Reading: Chp. 5.1.; 5-2-1; 5.2.3. 5.3.1.

Part VI. Theory of Competition Policy:
Chp 14. Cartels and tacit collusion:
14. 2: Sustainability of Tacit Collusion
14.2.3 Collusion and multimarket contact
14.3: Detecting and fighting collusion: leniency programs


Group Presentations: European commission cartel cases

Reading: Chp. 14.2; 14.2.1; 14.2.2; 14.2.4 (simplified; see slides); 14.2.5 (simplified; see slides); 14.3.1; 14.3.2 (only leniency programs/no maths)

Chp 15. Horizontal mergers
15.1 Profitability of simple Cournot Mergers
15.1.2: Mergers between several firms
15.1.3: Efficiency increasing mergers
15.2: Welfare Analysis of Cournot mergers


Reading: Chp. 15.1.1; 15.1.2; 15.1.3 (no maths); 15.2 (no maths)

Chp 16. Strategic incumbents and entry Week 5 (6hrs)
Chp 16.3 Strategies Affecting Demand variables:
Brand Proliferation
16.4 Limit Pricing under Complete information
Limit Pricing under Incomplete information

Reading: Chp. 16.3.; 16.3.1, 16.3.2; 16.4

Group Presentations:

Revision lecture




• Belleflamme, Paul and Martin Peits, (2015) Universität Mannheim, Germany Industrial Organization Markets and Strategies, 2nd Edition Cambridge University Press
Gibbons, R. (1992), Game theory for applied economists, Princeton University Press.


Motta Massimo (2014), Competition Policy: Theory and Practice, Cambridge University Press.

Teaching methods

The course comprises lectures and seminars.
Attendance is not mandatory, but highly recommended.
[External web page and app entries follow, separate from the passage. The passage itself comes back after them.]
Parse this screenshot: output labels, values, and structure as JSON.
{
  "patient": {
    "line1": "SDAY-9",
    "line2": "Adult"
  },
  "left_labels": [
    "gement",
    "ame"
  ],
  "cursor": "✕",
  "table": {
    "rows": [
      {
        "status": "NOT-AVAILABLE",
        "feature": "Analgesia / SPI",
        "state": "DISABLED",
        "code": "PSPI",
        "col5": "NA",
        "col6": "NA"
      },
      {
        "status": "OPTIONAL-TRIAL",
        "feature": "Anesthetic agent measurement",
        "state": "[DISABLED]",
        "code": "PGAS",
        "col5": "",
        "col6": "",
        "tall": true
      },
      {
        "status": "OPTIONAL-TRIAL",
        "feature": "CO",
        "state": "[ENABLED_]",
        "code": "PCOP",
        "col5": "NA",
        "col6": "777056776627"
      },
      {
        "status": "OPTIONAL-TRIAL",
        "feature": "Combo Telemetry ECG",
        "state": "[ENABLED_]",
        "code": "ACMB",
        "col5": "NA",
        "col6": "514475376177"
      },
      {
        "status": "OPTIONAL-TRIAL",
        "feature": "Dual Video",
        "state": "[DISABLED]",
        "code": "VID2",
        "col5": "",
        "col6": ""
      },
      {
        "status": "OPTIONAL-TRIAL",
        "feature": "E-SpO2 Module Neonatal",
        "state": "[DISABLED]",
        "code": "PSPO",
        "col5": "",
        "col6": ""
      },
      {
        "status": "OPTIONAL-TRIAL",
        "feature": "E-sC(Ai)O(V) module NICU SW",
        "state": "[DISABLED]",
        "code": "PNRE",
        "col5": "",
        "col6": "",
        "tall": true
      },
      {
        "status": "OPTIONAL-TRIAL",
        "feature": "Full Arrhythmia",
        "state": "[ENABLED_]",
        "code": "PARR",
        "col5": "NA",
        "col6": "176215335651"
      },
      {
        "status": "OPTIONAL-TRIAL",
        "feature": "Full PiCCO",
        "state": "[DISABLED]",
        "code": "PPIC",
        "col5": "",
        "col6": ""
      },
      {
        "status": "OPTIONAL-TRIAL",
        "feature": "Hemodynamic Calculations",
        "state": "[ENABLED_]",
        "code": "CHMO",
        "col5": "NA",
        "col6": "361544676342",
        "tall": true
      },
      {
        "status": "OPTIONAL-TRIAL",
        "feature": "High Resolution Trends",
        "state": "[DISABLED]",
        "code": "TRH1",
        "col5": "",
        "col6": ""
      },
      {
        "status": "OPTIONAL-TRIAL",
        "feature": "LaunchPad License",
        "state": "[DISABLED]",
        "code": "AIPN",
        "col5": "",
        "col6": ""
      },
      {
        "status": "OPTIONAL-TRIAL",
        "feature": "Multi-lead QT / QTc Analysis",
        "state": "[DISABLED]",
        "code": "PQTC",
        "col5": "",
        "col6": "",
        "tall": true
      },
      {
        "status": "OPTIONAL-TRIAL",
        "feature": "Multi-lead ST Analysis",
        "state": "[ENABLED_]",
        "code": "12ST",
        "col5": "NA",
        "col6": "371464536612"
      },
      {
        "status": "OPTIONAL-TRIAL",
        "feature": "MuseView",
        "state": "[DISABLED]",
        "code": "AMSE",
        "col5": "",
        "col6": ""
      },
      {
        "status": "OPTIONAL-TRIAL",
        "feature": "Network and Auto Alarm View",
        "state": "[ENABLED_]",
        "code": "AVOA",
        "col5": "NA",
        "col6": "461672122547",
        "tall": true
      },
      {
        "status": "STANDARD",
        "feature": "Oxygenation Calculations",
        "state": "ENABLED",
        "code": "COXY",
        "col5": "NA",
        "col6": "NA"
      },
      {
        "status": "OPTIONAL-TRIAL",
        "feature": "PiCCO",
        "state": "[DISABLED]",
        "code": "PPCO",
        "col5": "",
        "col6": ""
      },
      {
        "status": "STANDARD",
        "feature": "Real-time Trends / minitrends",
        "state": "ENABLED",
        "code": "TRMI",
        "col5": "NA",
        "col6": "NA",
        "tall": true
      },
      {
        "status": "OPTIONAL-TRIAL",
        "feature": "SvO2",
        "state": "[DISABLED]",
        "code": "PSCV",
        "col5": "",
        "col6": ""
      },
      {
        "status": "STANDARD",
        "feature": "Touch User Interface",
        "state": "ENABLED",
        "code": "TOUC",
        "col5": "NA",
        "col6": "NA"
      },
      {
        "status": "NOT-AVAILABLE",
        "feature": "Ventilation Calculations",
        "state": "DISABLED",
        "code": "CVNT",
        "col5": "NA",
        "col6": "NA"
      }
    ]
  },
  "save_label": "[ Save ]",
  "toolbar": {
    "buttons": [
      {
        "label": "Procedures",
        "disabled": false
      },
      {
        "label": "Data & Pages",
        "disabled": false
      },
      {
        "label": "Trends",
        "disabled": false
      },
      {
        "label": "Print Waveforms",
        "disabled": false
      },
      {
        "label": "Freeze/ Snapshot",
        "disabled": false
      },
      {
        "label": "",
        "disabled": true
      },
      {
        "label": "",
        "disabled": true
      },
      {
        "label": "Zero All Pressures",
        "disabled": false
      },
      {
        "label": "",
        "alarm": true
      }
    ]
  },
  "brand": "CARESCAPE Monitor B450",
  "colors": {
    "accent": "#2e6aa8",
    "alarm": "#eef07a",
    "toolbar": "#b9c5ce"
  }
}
Attending students are typically able to reap more benefits from the course and more easily meet the learning objectives.

Exam Rules

The assessment method is based 100% on the written exam. EEBL students take the exam at the same time as the exam in Game Theory. This exam is composed of two exercises, including theoretical questions, related to the topics covered in the module. The grade for the exam is expressed out of thirty points.

Since EEBL students take the Game Theory exam at the same time as the exam in Industrial Organisation, the grade obtained in each of the two modules will have a 50% weight in determining the final grade for the course. In particular:

Final Grade = 0.5 x (Grade in Game Theory Module) + 0.5 x (Grade in Industrial Organisation Module)

Students will have to obtain at least 18/30 in each of the two modules to pass the exam.

`The exam is written and it lasts 1.5 hours. It is potentially composed of different sections.
The first section is composed of two or three exercises, possibly including theoretical questions. It requires students to be able to solve games covered in the module.
The second section will test the candidate's knowledge of formal models of competition using the language of mathematics by either asking to present and discuss them or asking to solve exercises.